In the previous version of this webpage, we provided a wrap-around function named type2_SDT_MLE which by default applied an unequal variance SDT fit to the input data by constructing pseudo-type 1 ROC curves from the confidence rating data, and used this fit as input to the function for estimaing meta-d', fit_meta_d_MLE. However, following the discussion in Maniscalco & Lau 2014, we no longer feel it is best practice to use such pseudo-type 1 ROC curves for estimating an unequal variance SDT model in the context of characterizing metacognitive sensitivity. Thus we recommend using an equal variance SDT model (i.e. setting s = 1), unless the unequal variance model can be estimated using a "true" type 1 ROC curve which does not rely on confidence rating data to generate multiple data points on the type 1 ROC curve (e.g. by using base rate or payoff manipulations). See section 3.6 of Maniscalco & Lau 2014 for more in-depth discussion.

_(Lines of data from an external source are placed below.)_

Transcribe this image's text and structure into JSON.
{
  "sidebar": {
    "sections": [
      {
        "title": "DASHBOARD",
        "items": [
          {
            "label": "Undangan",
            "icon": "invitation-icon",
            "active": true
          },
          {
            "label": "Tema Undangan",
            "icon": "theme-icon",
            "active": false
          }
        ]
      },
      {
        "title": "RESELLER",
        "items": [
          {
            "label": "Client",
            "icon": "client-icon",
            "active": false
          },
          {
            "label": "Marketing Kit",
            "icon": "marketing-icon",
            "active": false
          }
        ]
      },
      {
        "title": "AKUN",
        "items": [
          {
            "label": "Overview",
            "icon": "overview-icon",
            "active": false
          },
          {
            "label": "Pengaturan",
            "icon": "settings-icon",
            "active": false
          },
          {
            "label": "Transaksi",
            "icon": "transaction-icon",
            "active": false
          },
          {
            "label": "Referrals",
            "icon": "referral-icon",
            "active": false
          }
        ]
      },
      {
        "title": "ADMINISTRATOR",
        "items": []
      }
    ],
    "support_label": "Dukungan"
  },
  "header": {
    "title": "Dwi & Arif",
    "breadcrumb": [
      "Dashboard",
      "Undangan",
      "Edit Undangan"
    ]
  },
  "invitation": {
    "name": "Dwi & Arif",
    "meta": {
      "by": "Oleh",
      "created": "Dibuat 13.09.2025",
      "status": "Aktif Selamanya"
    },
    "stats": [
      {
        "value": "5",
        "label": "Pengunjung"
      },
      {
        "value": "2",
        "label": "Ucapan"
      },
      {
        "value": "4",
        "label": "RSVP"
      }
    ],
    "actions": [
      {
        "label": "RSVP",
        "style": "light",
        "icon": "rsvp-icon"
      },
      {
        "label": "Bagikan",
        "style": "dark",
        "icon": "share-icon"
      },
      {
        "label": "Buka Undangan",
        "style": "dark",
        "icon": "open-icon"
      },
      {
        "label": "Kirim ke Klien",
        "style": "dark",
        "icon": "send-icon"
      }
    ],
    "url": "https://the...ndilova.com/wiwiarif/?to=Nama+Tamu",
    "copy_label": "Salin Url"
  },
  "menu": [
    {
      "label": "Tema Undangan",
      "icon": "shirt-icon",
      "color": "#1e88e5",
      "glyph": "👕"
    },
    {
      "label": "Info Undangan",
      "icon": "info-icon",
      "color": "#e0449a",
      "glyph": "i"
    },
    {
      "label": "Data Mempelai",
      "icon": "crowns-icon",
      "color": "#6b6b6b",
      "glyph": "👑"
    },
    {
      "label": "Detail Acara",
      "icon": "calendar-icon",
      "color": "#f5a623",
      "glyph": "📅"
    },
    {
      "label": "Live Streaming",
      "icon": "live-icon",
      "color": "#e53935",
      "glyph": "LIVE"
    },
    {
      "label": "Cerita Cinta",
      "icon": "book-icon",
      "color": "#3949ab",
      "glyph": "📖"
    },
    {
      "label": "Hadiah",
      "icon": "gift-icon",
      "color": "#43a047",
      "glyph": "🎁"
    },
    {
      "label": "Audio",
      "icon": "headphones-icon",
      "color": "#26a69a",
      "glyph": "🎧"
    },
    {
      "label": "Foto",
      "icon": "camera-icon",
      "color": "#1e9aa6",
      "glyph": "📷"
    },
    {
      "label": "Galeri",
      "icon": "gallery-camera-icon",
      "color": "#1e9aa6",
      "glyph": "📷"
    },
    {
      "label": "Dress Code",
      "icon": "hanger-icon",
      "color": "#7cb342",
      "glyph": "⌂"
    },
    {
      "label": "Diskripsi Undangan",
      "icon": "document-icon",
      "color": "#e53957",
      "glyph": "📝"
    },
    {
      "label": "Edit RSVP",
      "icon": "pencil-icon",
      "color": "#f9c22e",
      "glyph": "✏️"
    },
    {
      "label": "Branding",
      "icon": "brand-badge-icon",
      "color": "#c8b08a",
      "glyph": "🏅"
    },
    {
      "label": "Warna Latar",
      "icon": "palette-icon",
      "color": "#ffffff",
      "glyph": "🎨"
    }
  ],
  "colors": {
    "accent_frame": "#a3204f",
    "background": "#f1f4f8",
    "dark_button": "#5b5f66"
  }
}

Below are two sets of functions for conducting type 2 SDT analysis. One set uses maximum likelihood estimation (MLE), and the other works by minimizing the sum of squared errors (SSE). The functions using MLE estimation make use of Matlab's optimization toolbox. The functions that work with SSE don't require optimization toolbox, but use a cruder and slower model-fitting algorithm.
If you use these analysis files, please reference Maniscalco & Lau 2012 and/or Maniscalco & Lau 2014, as well as this website.
Converts trial-by-trial data for stimulus, response, and confidence into the response count input format used by the meta-d' functions below. See the comments in the help section for full details.
This function estimates meta-d' as well as basic type 1 SDT parameters. It takes as input a count of the number of times the subject used each available response for each stimulus type, as well as an estimate of the SDT parameter s. Per the discussion above, for most purposes we recommend setting s = 1. See the comments in the help section for full details.
This function estimate response-specific meta-d', i.e. meta-d' computed separately for "S1" and "S2" responses, as described in Maniscalco & Lau 2014. See the comments in the help section for full details.
This function estimates meta-d' using response-conditional type 2 HRs and FARs and the empirical type 1 criterion c' as input. See the comments in the help section for full details.
type2_SDT_SSE.m (requires fit_meta_d_SSE.m)
This is a wrap-around function you can use to pass in raw behavioral data and have it processed appropriately for input into fit_meta_d_SSE. It also provides a basic type 1 SDT analysis and a comparison between type 1 d' and meta-d'. In total it's more convenient to use type2_SDT_SSE than to use fit_meta_d_SSE directly, but using fit_meta_d_SSE directly gives you more control over the fine details of how you estimate meta-d'. See comments in the help section for full details.
This function estimates the optimal overall type 2 ROC curve when computed using type 2 likelihood ratio as the type 2 decision variable, as discussed by Galvin, Podd, Drga, and Whitmore (2003)